[Stored dataset items]
*** Block opens ***

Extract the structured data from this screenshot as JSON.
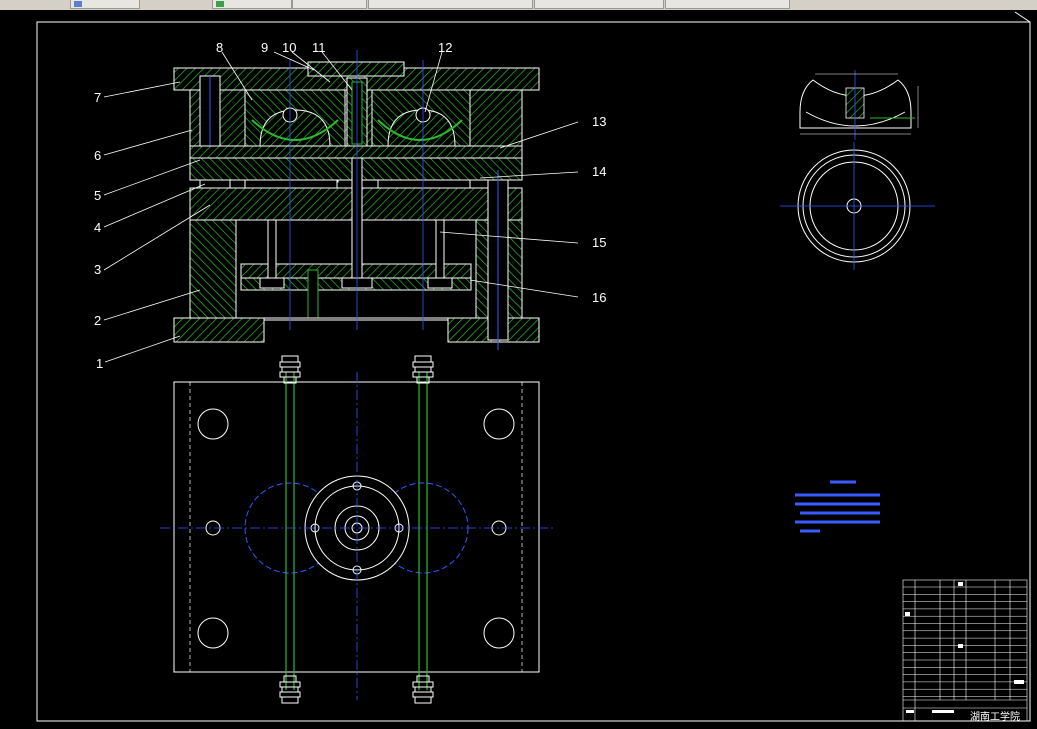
{
  "tabs": [
    {
      "label": "",
      "icon": "document-icon"
    },
    {
      "label": "",
      "icon": "document-icon"
    },
    {
      "label": "",
      "icon": "layout-icon"
    },
    {
      "label": "",
      "icon": "layout-icon"
    },
    {
      "label": "",
      "icon": "layout-icon"
    },
    {
      "label": "",
      "icon": "layout-icon"
    }
  ],
  "colors": {
    "background": "#000000",
    "outline": "#ffffff",
    "hatch": "#2db82d",
    "center_line": "#2f5bff",
    "leader": "#ffffff"
  },
  "part_numbers": [
    "1",
    "2",
    "3",
    "4",
    "5",
    "6",
    "7",
    "8",
    "9",
    "10",
    "11",
    "12",
    "13",
    "14",
    "15",
    "16"
  ],
  "title_block": {
    "school": "湖南工学院"
  }
}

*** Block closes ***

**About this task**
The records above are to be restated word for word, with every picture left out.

**Result of this exercise**
Extract the structured data from this screenshot as JSON.
{
  "tabs": [
    {
      "label": "",
      "icon": "document-icon"
    },
    {
      "label": "",
      "icon": "document-icon"
    },
    {
      "label": "",
      "icon": "layout-icon"
    },
    {
      "label": "",
      "icon": "layout-icon"
    },
    {
      "label": "",
      "icon": "layout-icon"
    },
    {
      "label": "",
      "icon": "layout-icon"
    }
  ],
  "colors": {
    "background": "#000000",
    "outline": "#ffffff",
    "hatch": "#2db82d",
    "center_line": "#2f5bff",
    "leader": "#ffffff"
  },
  "part_numbers": [
    "1",
    "2",
    "3",
    "4",
    "5",
    "6",
    "7",
    "8",
    "9",
    "10",
    "11",
    "12",
    "13",
    "14",
    "15",
    "16"
  ],
  "title_block": {
    "school": "湖南工学院"
  }
}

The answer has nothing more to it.